- Egon Bittner's "Technique and the Conduct of Life" (Social Problems, Vol 30, No.3, Feb 1983). Though somewhat old, Bittner eloquently comments on what technology might mean for how we exist as humans, or, as he puts, it, for the conduct of our lives. Here he is thinking of how we evaluate our endeavours, our intelligence and the relationship between ourselves and the machines we build for the ambitions we have."
- A paper by Alessandro Valli entitled "The Design of Natural Interaction" which examines how interactive digital media can be integrated into physical spaces.
- A paper by Mark Feldmeier and Joe Paradiso on the use of wearable sensors to create an interactive musical performance: "Ultra-Low-Cost Wireless Motion Sensors for Musical interaction with Very Large Groups."
- An overview of the design of hardware for Ubicomp by Roy Want and colleagues called "Disappearing Hardware."
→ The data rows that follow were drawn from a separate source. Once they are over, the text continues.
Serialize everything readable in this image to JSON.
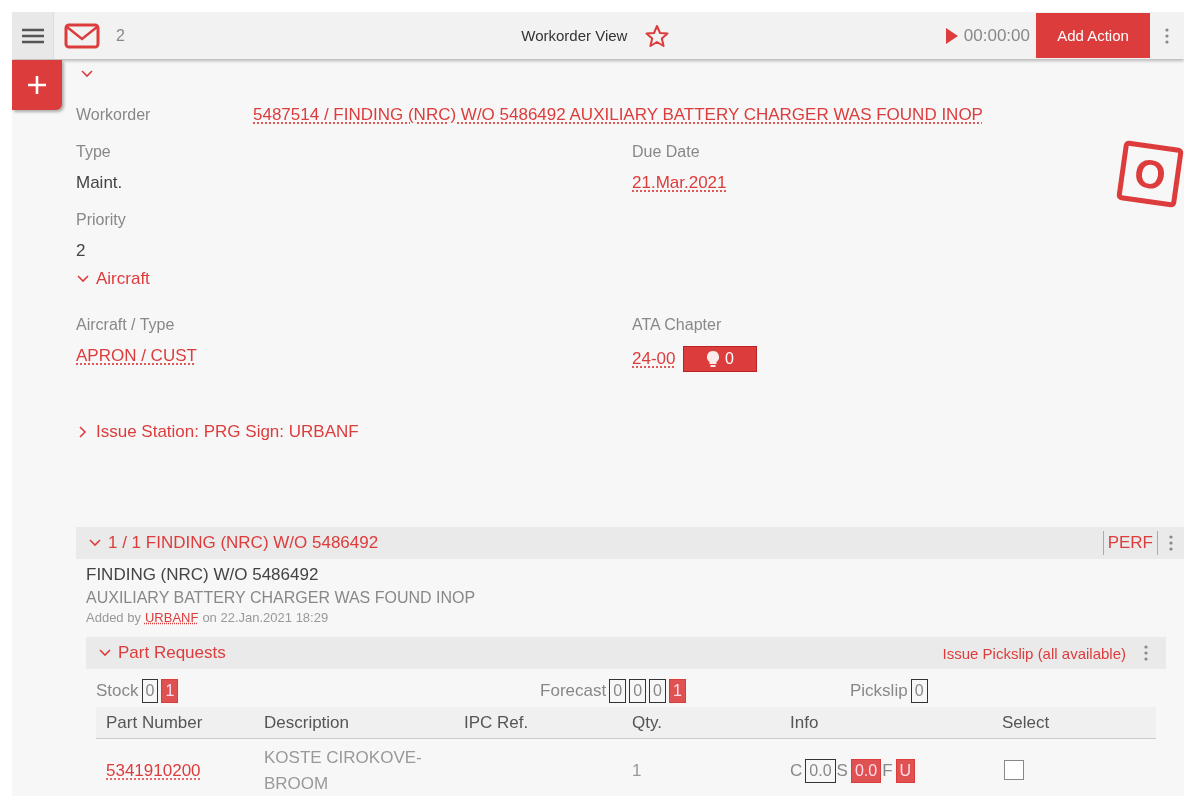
{
  "topbar": {
    "message_count": "2",
    "title": "Workorder View",
    "favorite": false,
    "timer": "00:00:00",
    "add_action": "Add Action"
  },
  "header_expanded": true,
  "workorder": {
    "label": "Workorder",
    "value": "5487514 / FINDING (NRC) W/O 5486492 AUXILIARY BATTERY CHARGER WAS FOUND INOP"
  },
  "stamp": "O",
  "fields": [
    {
      "label": "Type",
      "value": "Maint.",
      "link": false
    },
    {
      "label": "Due Date",
      "value": "21.Mar.2021",
      "link": true
    },
    {
      "label": "Priority",
      "value": "2",
      "link": false
    }
  ],
  "aircraft": {
    "title": "Aircraft",
    "expanded": true,
    "fields": [
      {
        "label": "Aircraft / Type",
        "value": "APRON / CUST"
      },
      {
        "label": "ATA Chapter",
        "value": "24-00",
        "hint_count": "0"
      }
    ]
  },
  "issue_station": {
    "title": "Issue Station: PRG Sign: URBANF",
    "expanded": false
  },
  "finding": {
    "title": "1 / 1 FINDING (NRC) W/O 5486492",
    "expanded": true,
    "action": "PERF",
    "name": "FINDING (NRC) W/O 5486492",
    "description": "AUXILIARY BATTERY CHARGER WAS FOUND INOP",
    "added_prefix": "Added by",
    "added_user": "URBANF",
    "added_suffix": "on 22.Jan.2021 18:29"
  },
  "part_requests": {
    "title": "Part Requests",
    "expanded": true,
    "action": "Issue Pickslip (all available)",
    "counters": [
      {
        "label": "Stock",
        "values": [
          {
            "value": "0",
            "highlighted": false
          },
          {
            "value": "1",
            "highlighted": true
          }
        ]
      },
      {
        "label": "Forecast",
        "values": [
          {
            "value": "0",
            "highlighted": false
          },
          {
            "value": "0",
            "highlighted": false
          },
          {
            "value": "0",
            "highlighted": false
          },
          {
            "value": "1",
            "highlighted": true
          }
        ]
      },
      {
        "label": "Pickslip",
        "values": [
          {
            "value": "0",
            "highlighted": false
          }
        ]
      }
    ],
    "columns": [
      "Part Number",
      "Description",
      "IPC Ref.",
      "Qty.",
      "Info",
      "Select"
    ],
    "rows": [
      {
        "part_number": "5341910200",
        "description": "KOSTE CIROKOVE-BROOM",
        "qty": "1",
        "info": [
          {
            "label": "C",
            "value": "0.0",
            "highlighted": false
          },
          {
            "label": "S",
            "value": "0.0",
            "highlighted": true
          },
          {
            "label": "F",
            "value": "U",
            "highlighted": true
          }
        ],
        "checked": false
      }
    ]
  }
}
- A description of the Smart-Its project for the augmentation of artefacts by Lars Erik Holmquist et al.: "Smart-Its Friends: A Technique for Users to Easily Establish Connections between Smart Artefacts."
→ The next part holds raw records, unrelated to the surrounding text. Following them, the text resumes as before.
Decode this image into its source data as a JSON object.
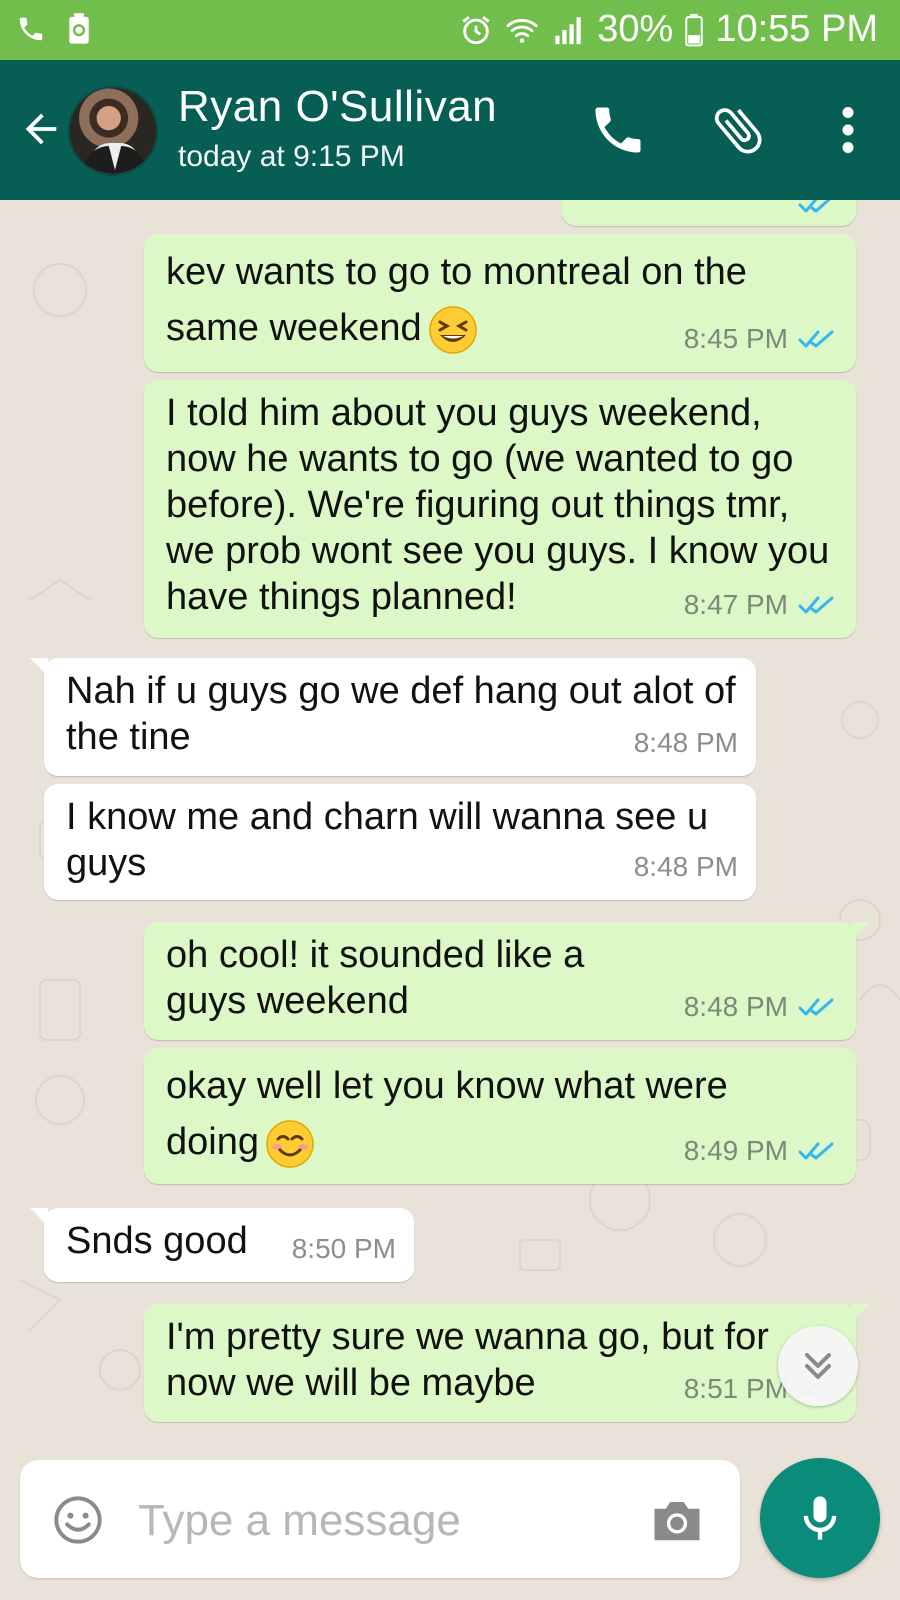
{
  "status_bar": {
    "battery": "30%",
    "time": "10:55 PM",
    "icons": [
      "phone-call-icon",
      "recycle-battery-icon",
      "alarm-icon",
      "wifi-icon",
      "signal-icon",
      "battery-icon"
    ]
  },
  "header": {
    "contact_name": "Ryan O'Sullivan",
    "last_seen": "today at 9:15 PM",
    "icons": [
      "back-arrow-icon",
      "avatar",
      "phone-icon",
      "paperclip-icon",
      "more-vert-icon"
    ]
  },
  "messages": [
    {
      "direction": "out",
      "text": "kev wants to go to montreal on the same weekend",
      "emoji": "grinning-squinting-face",
      "time": "8:45 PM",
      "status": "read"
    },
    {
      "direction": "out",
      "text": "I told him about you guys weekend, now he wants to go (we wanted to go before). We're figuring out things tmr, we prob wont see you guys. I know you have things planned!",
      "time": "8:47 PM",
      "status": "read"
    },
    {
      "direction": "in",
      "text": "Nah if u guys go we def hang out alot of the tine",
      "time": "8:48 PM"
    },
    {
      "direction": "in",
      "text": "I know me and charn will wanna see u guys",
      "time": "8:48 PM"
    },
    {
      "direction": "out",
      "text": "oh cool! it sounded like a guys weekend",
      "time": "8:48 PM",
      "status": "read"
    },
    {
      "direction": "out",
      "text": "okay well let you know what were doing",
      "emoji": "smiling-face",
      "time": "8:49 PM",
      "status": "read"
    },
    {
      "direction": "in",
      "text": "Snds good",
      "time": "8:50 PM"
    },
    {
      "direction": "out",
      "text": "I'm pretty sure we wanna go, but for now we will be maybe",
      "time": "8:51 PM",
      "status": "read"
    }
  ],
  "composer": {
    "placeholder": "Type a message",
    "icons": [
      "emoji-icon",
      "camera-icon",
      "mic-icon",
      "scroll-down-icon"
    ]
  },
  "colors": {
    "status_bar": "#72be4c",
    "header": "#075e54",
    "outgoing_bubble": "#dcf8c6",
    "incoming_bubble": "#ffffff",
    "chat_background": "#e9e2d8",
    "read_ticks": "#34b7f1",
    "mic_button": "#0b8c7a"
  }
}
- Höök, Kristina, Ståhl, Anna, Sundström, Petra, Laaksolahti, Jarmo (2008) Interactional Empowerment, To be presented at ACM SIGCHI conference Computer-Human Interaction (CHI2008), Florence, Italy, ACM Press, 2008.
General books about HCI :
- Baecker, R, Grudin, J, Buxton, W, Greenberg, S (eds) (1995) Readings in Human-Computer Interaction: Toward the Year 2000. 2nd ed. San Francisco: Morgan Kaufmann.
- Buxton, B (2007) Sketching User Experience: Getting the Design Right and the Right Design. San Francisco: Morgan Kaufmann.
- Carroll, JM (ed) (2002) Human-Computer Interaction in the New Millennium. New York: ACM Press.
- Dix, A, Finlay, J, Abowd, G and Beale, R (2003) Human-Computer Interaction. 3rd ed. Prentice Hall.
- Jacko, J and Sears, A (2007) Human-Computer Interaction Handbook. 2nd ed. Mahwah, New Jersey: Lawrence Erlbaum.
- Jones, M and Marsden G (2005) Mobile Interaction Design. London: Wiley & Sons.
- McCarthy, J and Wright, P (2004) Technology as Experience. Boston: MIT Press.
- Norman, D (2007) The Design of Future Things. New York: Basic Books.
- Norman, D (1988) The Psychology of Everyday Things. New York: Basic Books.
- Raskin, J, (2000) The Humane Interface: New directions for designing interactive systems. Boston: Addison-Wesley.
- Rogers, Y, Sharp, H, and Preece, J (2007) Interaction Design: Beyond Human Computer Interaction. 2nd ed. Hoboken, New Jersey: Wiley.
- Rosson, M and Carroll, J (2001) Usability Engineering: Scenario-Based Development of Human-Computer Interaction. New York: Morgan Kaufmann.
- Shneiderman, B (2002) Leonardo’s Laptop. Boston: MIT Press.
- Thimbleby, H (2007) Press On: Principles of interaction programming. Boston: MIT Press.
- Thomas, JC (1995) ‘Usability Engineering in 2020’ in Nielsen, J (ed), Advances in human-computer interaction. Norwood, New Jersey: Ablex (Intellect).
'Computer technologies are not neutral – they are laden with human, cultural and social values. We need to define a new agenda for human-computer interaction in the 21st century – one that anticipates and shapes the impact of technology rather than simply reacts to it.'
For all enquires contact: